## TASK GOAL
In the listing below, find every line with the string "Shayan" and pull it out.
+++
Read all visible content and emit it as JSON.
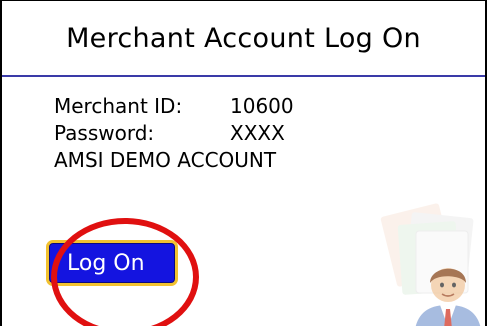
{
  "window": {
    "title": "Merchant Account Log On"
  },
  "account": {
    "merchant_id_label": "Merchant ID:",
    "merchant_id_value": "10600",
    "password_label": "Password:",
    "password_value": "XXXX",
    "account_name": "AMSI DEMO ACCOUNT"
  },
  "actions": {
    "logon_label": "Log On"
  },
  "colors": {
    "header_rule": "#3a3aa8",
    "button_fill": "#1414e0",
    "button_border": "#f2c230",
    "highlight": "#e01010"
  },
  "icons": {
    "watermark": "user-with-documents-icon"
  }
}
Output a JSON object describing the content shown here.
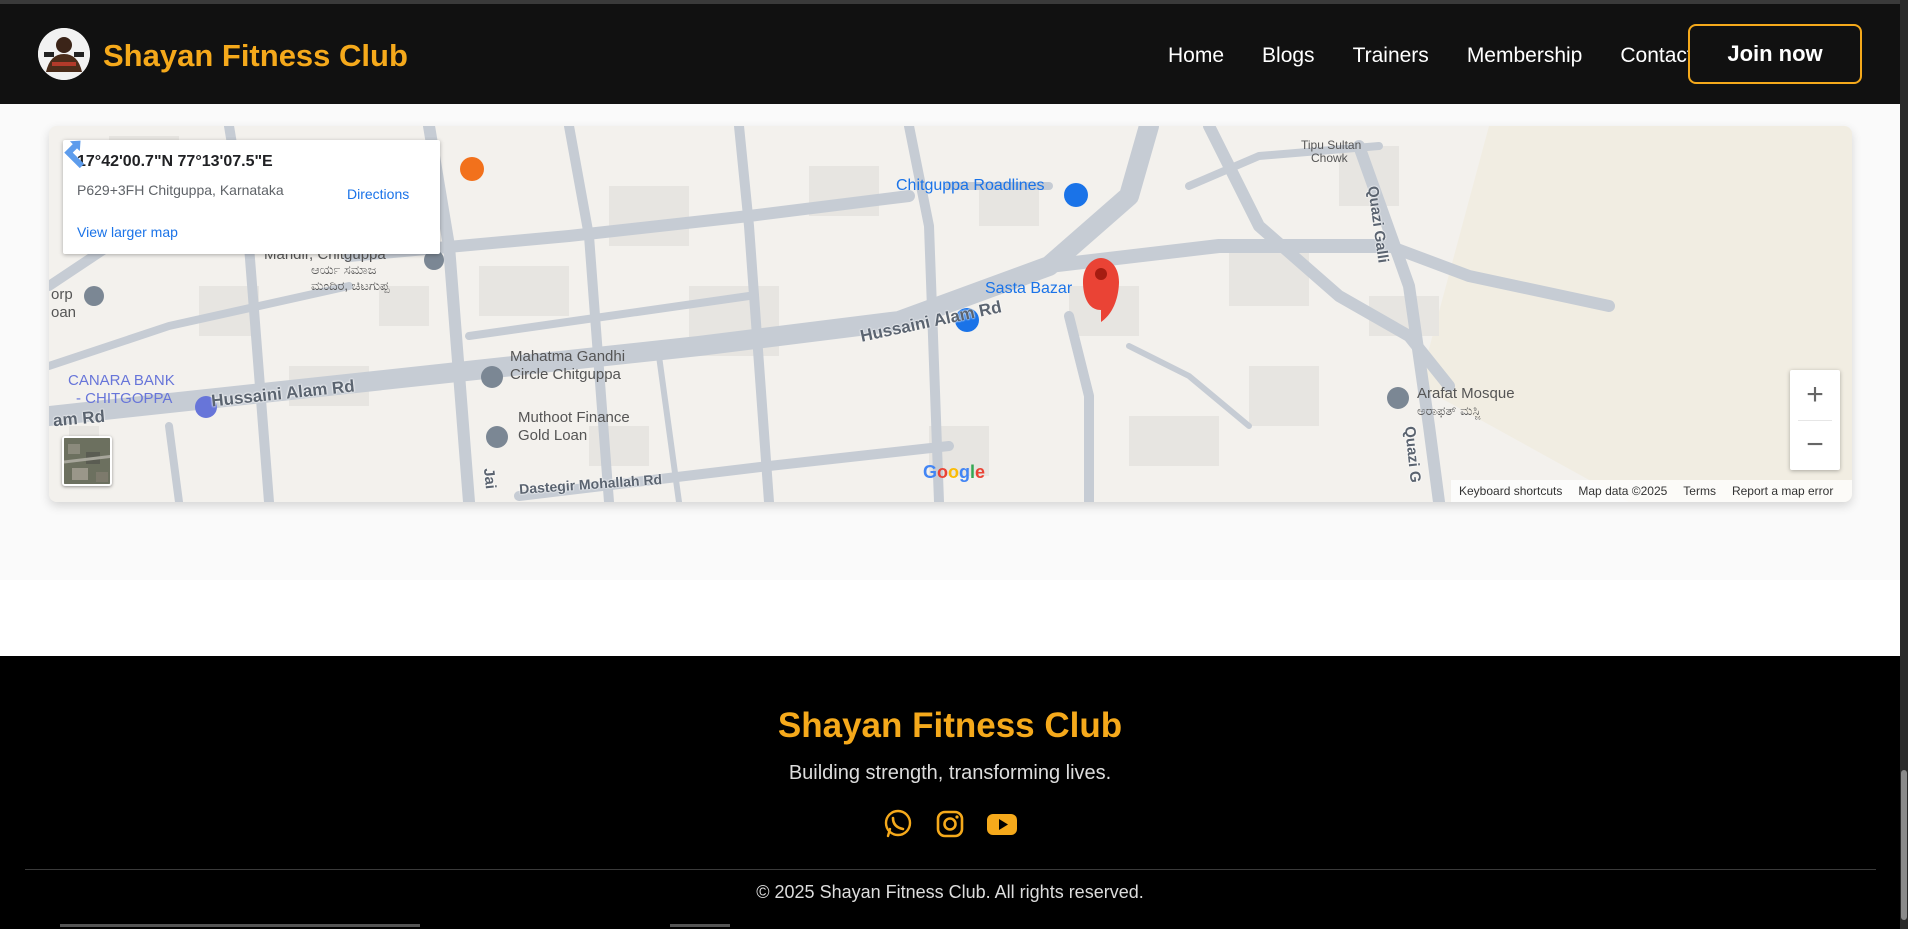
{
  "header": {
    "brand": "Shayan Fitness Club",
    "nav": [
      "Home",
      "Blogs",
      "Trainers",
      "Membership",
      "Contact"
    ],
    "join_label": "Join now"
  },
  "map": {
    "coords": "17°42'00.7\"N 77°13'07.5\"E",
    "plus_code": "P629+3FH Chitguppa, Karnataka",
    "directions_label": "Directions",
    "view_larger": "View larger map",
    "zoom_in": "+",
    "zoom_out": "−",
    "footer_links": [
      "Keyboard shortcuts",
      "Map data ©2025",
      "Terms",
      "Report a map error"
    ],
    "google_logo": "Google",
    "labels": {
      "chitguppa_roadlines": "Chitguppa Roadlines",
      "sasta_bazar": "Sasta Bazar",
      "hussaini_alam_rd_1": "Hussaini Alam Rd",
      "hussaini_alam_rd_2": "Hussaini Alam Rd",
      "am_rd": "am Rd",
      "mahatma_gandhi_1": "Mahatma Gandhi",
      "mahatma_gandhi_2": "Circle Chitguppa",
      "canara_1": "CANARA BANK",
      "canara_2": "- CHITGOPPA",
      "muthoot_1": "Muthoot Finance",
      "muthoot_2": "Gold Loan",
      "dastegir": "Dastegir Mohallah Rd",
      "arafat": "Arafat Mosque",
      "arafat_kn": "ಅರಾಫತ್ ಮಸ್ಜಿ",
      "tipu_1": "Tipu Sultan",
      "tipu_2": "Chowk",
      "quazi_galli": "Quazi Galli",
      "quazi_g": "Quazi G",
      "mandir": "Mandir, Chitguppa",
      "mandir_kn": "ಆರ್ಯ ಸಮಾಜ",
      "mandir_kn2": "ಮಂದಿರ, ಚಿಟಗುಪ್ಪ",
      "corp": "orp",
      "oan": "oan",
      "jai": "Jai"
    }
  },
  "footer": {
    "title": "Shayan Fitness Club",
    "tagline": "Building strength, transforming lives.",
    "social": [
      "whatsapp-icon",
      "instagram-icon",
      "youtube-icon"
    ],
    "copyright": "© 2025 Shayan Fitness Club. All rights reserved."
  },
  "colors": {
    "accent": "#f5a91b",
    "header_bg": "#111111",
    "footer_bg": "#000000",
    "link_blue": "#1a73e8",
    "pin_red": "#ea4335"
  }
}
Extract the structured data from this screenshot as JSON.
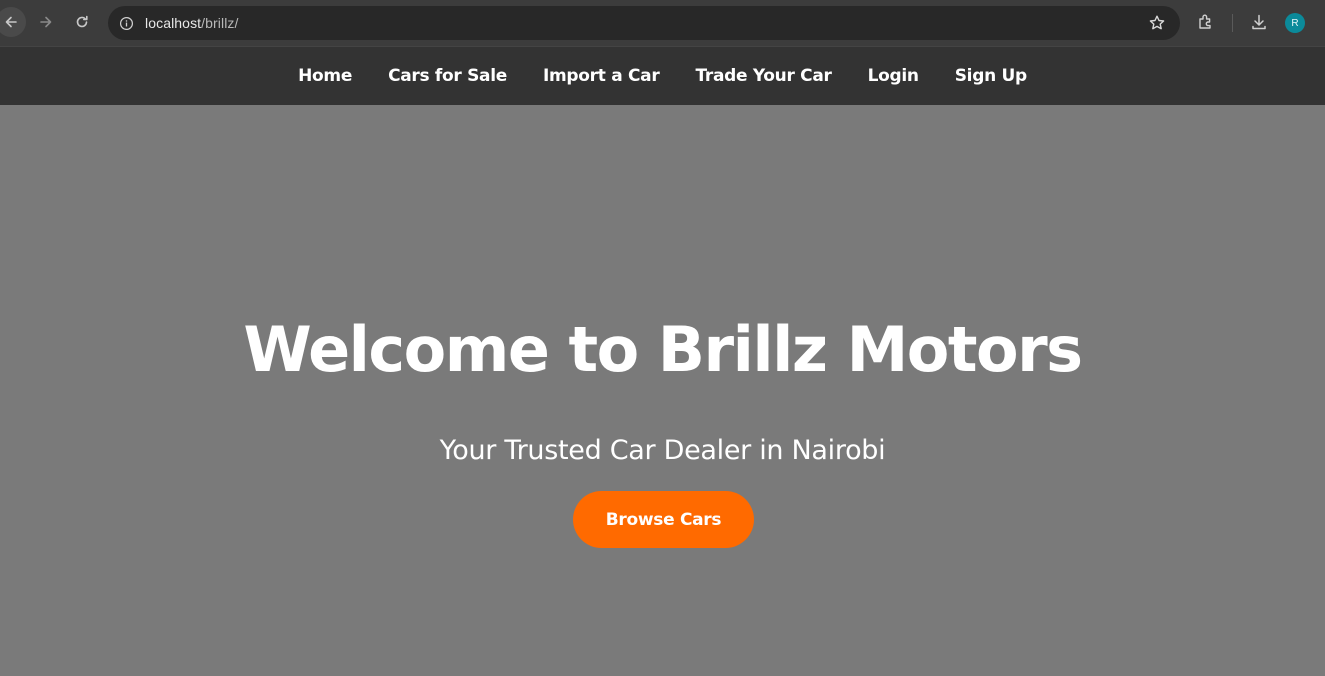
{
  "browser": {
    "url_host": "localhost",
    "url_path": "/brillz/",
    "avatar_initial": "R"
  },
  "nav": {
    "items": [
      {
        "label": "Home"
      },
      {
        "label": "Cars for Sale"
      },
      {
        "label": "Import a Car"
      },
      {
        "label": "Trade Your Car"
      },
      {
        "label": "Login"
      },
      {
        "label": "Sign Up"
      }
    ]
  },
  "hero": {
    "title": "Welcome to Brillz Motors",
    "subtitle": "Your Trusted Car Dealer in Nairobi",
    "cta_label": "Browse Cars"
  },
  "colors": {
    "accent": "#ff6a00",
    "nav_bg": "#333333",
    "hero_bg": "#7a7a7a"
  },
  "icons": [
    "back-arrow-icon",
    "forward-arrow-icon",
    "reload-icon",
    "site-info-icon",
    "bookmark-star-icon",
    "extensions-icon",
    "download-icon"
  ]
}
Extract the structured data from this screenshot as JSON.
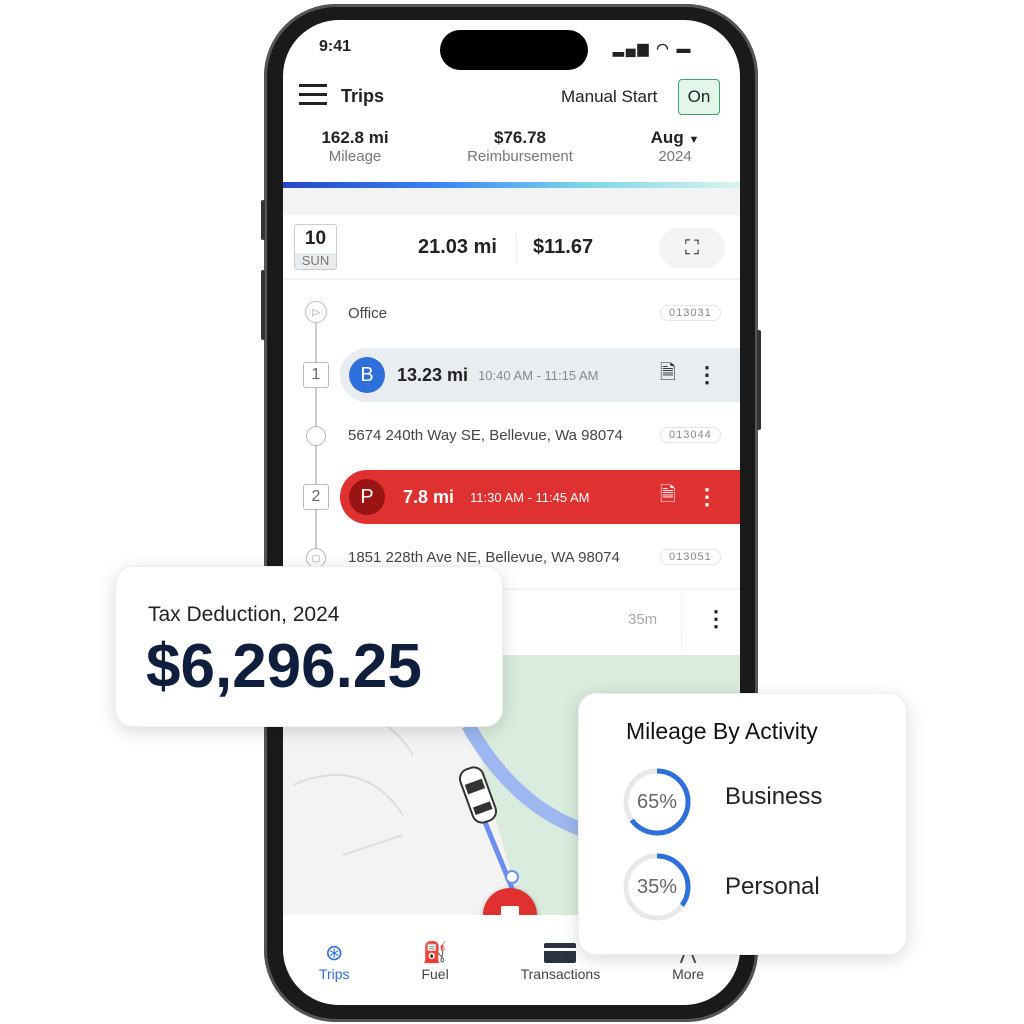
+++
## TASK ANSWER
    "brand": "Shayan Fitness Club",
    "title": "Shayan Fitness Club",
    "copyright": "© 2025 Shayan Fitness Club. All rights reserved."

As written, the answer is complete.